→ **Supplied records**

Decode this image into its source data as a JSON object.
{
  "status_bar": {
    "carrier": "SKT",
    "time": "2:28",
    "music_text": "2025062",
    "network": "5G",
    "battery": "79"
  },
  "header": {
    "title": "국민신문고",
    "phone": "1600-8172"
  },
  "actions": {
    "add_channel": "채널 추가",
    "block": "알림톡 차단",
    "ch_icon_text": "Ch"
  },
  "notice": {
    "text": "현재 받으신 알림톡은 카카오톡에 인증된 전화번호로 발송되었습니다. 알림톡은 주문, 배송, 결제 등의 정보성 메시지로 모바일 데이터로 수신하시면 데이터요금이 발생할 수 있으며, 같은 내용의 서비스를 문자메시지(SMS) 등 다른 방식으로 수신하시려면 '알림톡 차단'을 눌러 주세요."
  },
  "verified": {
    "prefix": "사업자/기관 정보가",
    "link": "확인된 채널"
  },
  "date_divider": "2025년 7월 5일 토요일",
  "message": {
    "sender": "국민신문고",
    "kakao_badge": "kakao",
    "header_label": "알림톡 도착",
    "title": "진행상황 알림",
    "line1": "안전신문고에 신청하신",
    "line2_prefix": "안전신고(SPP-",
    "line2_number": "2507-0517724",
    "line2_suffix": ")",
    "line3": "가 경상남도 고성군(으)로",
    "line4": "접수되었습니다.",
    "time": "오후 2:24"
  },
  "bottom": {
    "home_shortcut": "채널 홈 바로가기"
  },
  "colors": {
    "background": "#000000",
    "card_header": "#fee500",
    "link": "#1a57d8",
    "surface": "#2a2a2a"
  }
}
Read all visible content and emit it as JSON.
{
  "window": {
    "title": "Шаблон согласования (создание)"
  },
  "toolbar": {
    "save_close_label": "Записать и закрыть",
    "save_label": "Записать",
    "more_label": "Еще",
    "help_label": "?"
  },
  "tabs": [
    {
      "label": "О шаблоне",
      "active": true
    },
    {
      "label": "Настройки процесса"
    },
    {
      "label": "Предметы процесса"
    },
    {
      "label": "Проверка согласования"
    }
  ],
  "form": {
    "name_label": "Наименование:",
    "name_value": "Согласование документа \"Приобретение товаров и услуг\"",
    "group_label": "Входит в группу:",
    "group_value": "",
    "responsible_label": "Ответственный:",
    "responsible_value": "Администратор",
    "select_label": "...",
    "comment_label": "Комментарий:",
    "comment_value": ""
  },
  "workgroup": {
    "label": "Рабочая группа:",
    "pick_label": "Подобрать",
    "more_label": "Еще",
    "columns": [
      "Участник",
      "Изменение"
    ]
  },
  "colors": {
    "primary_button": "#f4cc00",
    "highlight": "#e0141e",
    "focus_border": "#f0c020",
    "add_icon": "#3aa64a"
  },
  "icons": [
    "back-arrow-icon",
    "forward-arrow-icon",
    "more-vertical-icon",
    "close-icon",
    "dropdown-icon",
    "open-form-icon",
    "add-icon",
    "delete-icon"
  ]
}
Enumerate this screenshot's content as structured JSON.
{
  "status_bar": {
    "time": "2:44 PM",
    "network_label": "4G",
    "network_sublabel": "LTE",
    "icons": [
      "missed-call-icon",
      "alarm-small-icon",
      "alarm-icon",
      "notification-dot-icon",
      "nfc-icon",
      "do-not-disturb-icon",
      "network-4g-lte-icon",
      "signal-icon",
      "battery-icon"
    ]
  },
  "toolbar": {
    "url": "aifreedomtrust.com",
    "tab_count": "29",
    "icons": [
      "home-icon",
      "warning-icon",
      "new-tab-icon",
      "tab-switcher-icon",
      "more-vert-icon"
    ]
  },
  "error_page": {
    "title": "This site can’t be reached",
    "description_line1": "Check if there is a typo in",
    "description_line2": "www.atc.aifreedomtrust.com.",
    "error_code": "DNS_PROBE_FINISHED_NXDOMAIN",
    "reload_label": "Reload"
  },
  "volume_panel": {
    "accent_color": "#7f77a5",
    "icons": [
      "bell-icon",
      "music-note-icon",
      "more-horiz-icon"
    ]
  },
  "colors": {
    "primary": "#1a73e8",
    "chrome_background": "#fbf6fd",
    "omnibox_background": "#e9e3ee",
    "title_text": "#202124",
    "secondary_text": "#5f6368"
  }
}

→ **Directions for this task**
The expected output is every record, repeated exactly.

→ **Response below**
Decode this image into its source data as a JSON object.
{
  "status_bar": {
    "carrier": "SKT",
    "time": "2:28",
    "music_text": "2025062",
    "network": "5G",
    "battery": "79"
  },
  "header": {
    "title": "국민신문고",
    "phone": "1600-8172"
  },
  "actions": {
    "add_channel": "채널 추가",
    "block": "알림톡 차단",
    "ch_icon_text": "Ch"
  },
  "notice": {
    "text": "현재 받으신 알림톡은 카카오톡에 인증된 전화번호로 발송되었습니다. 알림톡은 주문, 배송, 결제 등의 정보성 메시지로 모바일 데이터로 수신하시면 데이터요금이 발생할 수 있으며, 같은 내용의 서비스를 문자메시지(SMS) 등 다른 방식으로 수신하시려면 '알림톡 차단'을 눌러 주세요."
  },
  "verified": {
    "prefix": "사업자/기관 정보가",
    "link": "확인된 채널"
  },
  "date_divider": "2025년 7월 5일 토요일",
  "message": {
    "sender": "국민신문고",
    "kakao_badge": "kakao",
    "header_label": "알림톡 도착",
    "title": "진행상황 알림",
    "line1": "안전신문고에 신청하신",
    "line2_prefix": "안전신고(SPP-",
    "line2_number": "2507-0517724",
    "line2_suffix": ")",
    "line3": "가 경상남도 고성군(으)로",
    "line4": "접수되었습니다.",
    "time": "오후 2:24"
  },
  "bottom": {
    "home_shortcut": "채널 홈 바로가기"
  },
  "colors": {
    "background": "#000000",
    "card_header": "#fee500",
    "link": "#1a57d8",
    "surface": "#2a2a2a"
  }
}
Read all visible content and emit it as JSON.
{
  "window": {
    "title": "Шаблон согласования (создание)"
  },
  "toolbar": {
    "save_close_label": "Записать и закрыть",
    "save_label": "Записать",
    "more_label": "Еще",
    "help_label": "?"
  },
  "tabs": [
    {
      "label": "О шаблоне",
      "active": true
    },
    {
      "label": "Настройки процесса"
    },
    {
      "label": "Предметы процесса"
    },
    {
      "label": "Проверка согласования"
    }
  ],
  "form": {
    "name_label": "Наименование:",
    "name_value": "Согласование документа \"Приобретение товаров и услуг\"",
    "group_label": "Входит в группу:",
    "group_value": "",
    "responsible_label": "Ответственный:",
    "responsible_value": "Администратор",
    "select_label": "...",
    "comment_label": "Комментарий:",
    "comment_value": ""
  },
  "workgroup": {
    "label": "Рабочая группа:",
    "pick_label": "Подобрать",
    "more_label": "Еще",
    "columns": [
      "Участник",
      "Изменение"
    ]
  },
  "colors": {
    "primary_button": "#f4cc00",
    "highlight": "#e0141e",
    "focus_border": "#f0c020",
    "add_icon": "#3aa64a"
  },
  "icons": [
    "back-arrow-icon",
    "forward-arrow-icon",
    "more-vertical-icon",
    "close-icon",
    "dropdown-icon",
    "open-form-icon",
    "add-icon",
    "delete-icon"
  ]
}
Enumerate this screenshot's content as structured JSON.
{
  "status_bar": {
    "time": "2:44 PM",
    "network_label": "4G",
    "network_sublabel": "LTE",
    "icons": [
      "missed-call-icon",
      "alarm-small-icon",
      "alarm-icon",
      "notification-dot-icon",
      "nfc-icon",
      "do-not-disturb-icon",
      "network-4g-lte-icon",
      "signal-icon",
      "battery-icon"
    ]
  },
  "toolbar": {
    "url": "aifreedomtrust.com",
    "tab_count": "29",
    "icons": [
      "home-icon",
      "warning-icon",
      "new-tab-icon",
      "tab-switcher-icon",
      "more-vert-icon"
    ]
  },
  "error_page": {
    "title": "This site can’t be reached",
    "description_line1": "Check if there is a typo in",
    "description_line2": "www.atc.aifreedomtrust.com.",
    "error_code": "DNS_PROBE_FINISHED_NXDOMAIN",
    "reload_label": "Reload"
  },
  "volume_panel": {
    "accent_color": "#7f77a5",
    "icons": [
      "bell-icon",
      "music-note-icon",
      "more-horiz-icon"
    ]
  },
  "colors": {
    "primary": "#1a73e8",
    "chrome_background": "#fbf6fd",
    "omnibox_background": "#e9e3ee",
    "title_text": "#202124",
    "secondary_text": "#5f6368"
  }
}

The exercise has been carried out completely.